Rating 4.8/5 4.5/5 4.5/5
Minimum to open account $100,000 $10 $500
401(k) assistance 𝒙
Two-factor auth.
Advice options Automated, Human Assisted Automated, Human Assisted Automated
Socially responsible investing
Sign up Sign up Sign up Sign up
Review Empower review Betterment review Wealthfront review

Betterment and Wealthfront are two popular alternatives for the same 0.25% annual management fee. Betterment offers more portfolios than Marcus Invest, and it has some excellent ESG options. As for Wealthfront, we prefer it if you want more ETF-level customization capabilities.

Empower is also worth considering, although its investment management service requires investing at least $100,000. However, it has a range of useful financial tools and calculators, and its investment fee analyzer is also free.

Bottom line

If you want a simple-yet-effective robo-advisor, Marcus Invest could be for you. It's an ideal choice if you're already in the company's ecosystem. And believers in Goldman Sachs' technology and investing track record will find comfort in sticking with Marcus.

Personally, I think the lack of tax-loss harvesting and other financial services makes it a bit too “bare bones” for me. After all, competitors like Betterment and Wealthfront have the same management fees but also offer cash management accounts and more tools. And you can get even more customization with hybrid robo-advisors like M1.

That said, it only takes $5 to start investing, so you can try out Marcus Invest and explore its portfolios very easily. And for long-term, automated investing, it still holds it own against many of the top contenders.
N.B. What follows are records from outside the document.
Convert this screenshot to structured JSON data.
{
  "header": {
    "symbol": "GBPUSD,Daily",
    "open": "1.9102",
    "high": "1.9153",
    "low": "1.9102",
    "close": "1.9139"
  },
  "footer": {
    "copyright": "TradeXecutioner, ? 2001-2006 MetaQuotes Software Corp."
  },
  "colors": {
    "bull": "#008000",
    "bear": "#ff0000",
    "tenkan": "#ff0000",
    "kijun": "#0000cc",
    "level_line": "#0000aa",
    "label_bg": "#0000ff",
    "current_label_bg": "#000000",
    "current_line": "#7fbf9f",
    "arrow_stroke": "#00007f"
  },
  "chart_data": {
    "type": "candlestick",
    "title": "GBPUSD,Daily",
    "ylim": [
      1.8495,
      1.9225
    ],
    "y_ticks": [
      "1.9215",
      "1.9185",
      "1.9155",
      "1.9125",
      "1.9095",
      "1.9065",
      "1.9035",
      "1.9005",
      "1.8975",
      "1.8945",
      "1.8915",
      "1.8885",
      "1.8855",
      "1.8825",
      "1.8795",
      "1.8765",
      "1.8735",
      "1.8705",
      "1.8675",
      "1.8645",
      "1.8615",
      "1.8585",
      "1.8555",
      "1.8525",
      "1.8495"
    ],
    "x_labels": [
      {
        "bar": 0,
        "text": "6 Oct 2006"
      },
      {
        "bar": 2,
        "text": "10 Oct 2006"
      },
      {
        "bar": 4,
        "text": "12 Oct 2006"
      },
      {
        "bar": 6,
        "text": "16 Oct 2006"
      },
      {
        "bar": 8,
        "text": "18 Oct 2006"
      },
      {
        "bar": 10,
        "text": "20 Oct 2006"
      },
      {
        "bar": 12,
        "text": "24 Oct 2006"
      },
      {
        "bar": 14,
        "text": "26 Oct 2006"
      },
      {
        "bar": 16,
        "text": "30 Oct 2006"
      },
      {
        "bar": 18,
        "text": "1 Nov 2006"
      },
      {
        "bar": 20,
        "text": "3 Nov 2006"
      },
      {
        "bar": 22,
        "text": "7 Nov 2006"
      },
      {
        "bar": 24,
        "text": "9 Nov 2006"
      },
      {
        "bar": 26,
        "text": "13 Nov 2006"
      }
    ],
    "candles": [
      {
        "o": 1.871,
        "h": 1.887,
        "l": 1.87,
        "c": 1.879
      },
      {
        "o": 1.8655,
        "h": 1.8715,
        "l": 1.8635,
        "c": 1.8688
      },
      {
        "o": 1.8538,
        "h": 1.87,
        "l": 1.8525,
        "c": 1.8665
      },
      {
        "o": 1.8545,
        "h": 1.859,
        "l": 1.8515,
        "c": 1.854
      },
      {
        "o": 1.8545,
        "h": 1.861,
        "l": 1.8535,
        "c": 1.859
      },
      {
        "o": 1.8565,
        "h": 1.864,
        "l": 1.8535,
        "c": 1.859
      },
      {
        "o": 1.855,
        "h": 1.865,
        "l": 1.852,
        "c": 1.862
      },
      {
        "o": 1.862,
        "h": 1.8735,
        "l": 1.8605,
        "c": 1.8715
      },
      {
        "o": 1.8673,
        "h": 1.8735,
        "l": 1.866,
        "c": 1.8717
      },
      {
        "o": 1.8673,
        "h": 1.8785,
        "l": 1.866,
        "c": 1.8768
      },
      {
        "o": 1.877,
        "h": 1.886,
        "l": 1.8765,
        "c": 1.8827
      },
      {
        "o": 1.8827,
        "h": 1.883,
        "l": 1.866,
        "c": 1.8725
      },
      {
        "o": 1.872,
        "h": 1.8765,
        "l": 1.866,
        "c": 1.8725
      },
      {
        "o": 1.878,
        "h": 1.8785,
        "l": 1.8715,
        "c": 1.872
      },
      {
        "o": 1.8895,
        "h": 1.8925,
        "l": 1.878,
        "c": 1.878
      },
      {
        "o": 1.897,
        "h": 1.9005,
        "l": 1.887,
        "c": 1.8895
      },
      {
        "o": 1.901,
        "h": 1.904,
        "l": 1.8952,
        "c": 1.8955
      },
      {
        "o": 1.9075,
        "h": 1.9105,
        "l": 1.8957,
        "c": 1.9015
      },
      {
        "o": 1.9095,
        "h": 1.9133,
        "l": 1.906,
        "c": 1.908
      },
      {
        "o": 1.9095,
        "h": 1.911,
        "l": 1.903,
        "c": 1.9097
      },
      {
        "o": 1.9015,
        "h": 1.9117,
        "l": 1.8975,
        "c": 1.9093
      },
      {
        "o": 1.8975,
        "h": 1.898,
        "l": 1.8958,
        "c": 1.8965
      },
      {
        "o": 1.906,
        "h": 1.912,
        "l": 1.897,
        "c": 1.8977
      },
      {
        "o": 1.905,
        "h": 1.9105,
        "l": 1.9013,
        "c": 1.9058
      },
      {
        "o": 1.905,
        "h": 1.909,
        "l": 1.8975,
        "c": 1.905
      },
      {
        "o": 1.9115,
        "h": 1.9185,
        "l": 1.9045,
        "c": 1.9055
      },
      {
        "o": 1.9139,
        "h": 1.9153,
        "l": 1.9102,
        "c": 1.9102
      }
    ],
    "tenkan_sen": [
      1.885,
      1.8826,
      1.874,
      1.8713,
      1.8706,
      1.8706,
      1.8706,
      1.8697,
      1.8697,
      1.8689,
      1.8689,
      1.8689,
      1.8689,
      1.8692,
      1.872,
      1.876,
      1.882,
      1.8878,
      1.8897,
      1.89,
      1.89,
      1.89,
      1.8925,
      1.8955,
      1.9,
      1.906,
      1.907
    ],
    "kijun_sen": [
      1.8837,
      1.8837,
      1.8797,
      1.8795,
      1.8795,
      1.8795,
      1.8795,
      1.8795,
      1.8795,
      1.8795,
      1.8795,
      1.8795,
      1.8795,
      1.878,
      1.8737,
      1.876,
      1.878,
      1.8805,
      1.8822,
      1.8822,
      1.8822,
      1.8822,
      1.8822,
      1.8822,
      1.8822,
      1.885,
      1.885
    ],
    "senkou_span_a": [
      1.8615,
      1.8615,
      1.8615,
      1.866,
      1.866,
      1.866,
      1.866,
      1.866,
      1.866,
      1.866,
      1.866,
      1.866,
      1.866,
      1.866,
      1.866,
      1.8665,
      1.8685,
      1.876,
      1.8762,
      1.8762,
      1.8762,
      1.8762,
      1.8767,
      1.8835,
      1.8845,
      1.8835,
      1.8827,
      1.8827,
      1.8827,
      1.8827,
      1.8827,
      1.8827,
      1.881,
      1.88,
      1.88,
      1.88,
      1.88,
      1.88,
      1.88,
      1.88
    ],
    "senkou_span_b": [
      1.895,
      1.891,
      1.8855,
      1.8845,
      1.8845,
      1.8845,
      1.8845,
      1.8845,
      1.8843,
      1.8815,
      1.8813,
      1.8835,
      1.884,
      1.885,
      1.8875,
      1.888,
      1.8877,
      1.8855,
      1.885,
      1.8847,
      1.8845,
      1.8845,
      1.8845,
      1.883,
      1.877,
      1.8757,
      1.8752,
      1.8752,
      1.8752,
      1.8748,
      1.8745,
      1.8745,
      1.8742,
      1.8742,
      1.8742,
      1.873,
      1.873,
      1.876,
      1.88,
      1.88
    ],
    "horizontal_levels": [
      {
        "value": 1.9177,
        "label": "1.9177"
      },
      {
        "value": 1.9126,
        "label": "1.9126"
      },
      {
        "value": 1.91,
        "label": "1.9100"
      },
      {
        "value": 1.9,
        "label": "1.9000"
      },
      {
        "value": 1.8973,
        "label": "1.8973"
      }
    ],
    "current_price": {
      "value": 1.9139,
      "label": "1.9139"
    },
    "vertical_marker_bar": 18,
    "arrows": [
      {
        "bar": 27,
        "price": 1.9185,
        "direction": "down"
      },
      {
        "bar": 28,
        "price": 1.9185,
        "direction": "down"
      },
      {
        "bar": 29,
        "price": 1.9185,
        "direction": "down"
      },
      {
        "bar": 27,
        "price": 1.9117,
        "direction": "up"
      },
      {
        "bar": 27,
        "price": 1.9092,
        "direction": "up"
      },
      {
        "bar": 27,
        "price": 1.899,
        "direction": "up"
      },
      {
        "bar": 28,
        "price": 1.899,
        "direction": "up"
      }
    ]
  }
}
Moneywise receives cash compensation from Wealthfront Advisers LLC (“Wealthfront Advisers”) for each new client that applies for a Wealthfront Automated Investing Account through our links. This creates an incentive that results in a material conflict of interest. Moneywise is not a Wealthfront Advisers client, and this is a paid endorsement. More information is available via our links to Wealthfront Advisers.

About our author

Tom Blake
Tom Blake, Staff Writer

Tom Blake is a personal finance blogger. His work has featured in Business Insider, Frugal Rules, MoneyCrashers, and a number of other financial blogs. When he’s not in Canada Tom lives as a digital nomad, writing from locales like Colombia and Dubai. You can connect with Tom at his blog This Online World.


The content provided on Moneywise is information to help users become financially literate. It is neither tax nor legal advice, is not intended to be relied upon as a forecast, research or investment advice, and is not a recommendation, offer or solicitation to buy or sell any securities or to adopt any investment strategy. Tax, investment and all other decisions should be made, as appropriate, only with guidance from a qualified professional. We make no representation or warranty of any kind, either express or implied, with respect to the data provided, the timeliness thereof, the results to be obtained by the use thereof or any other matter.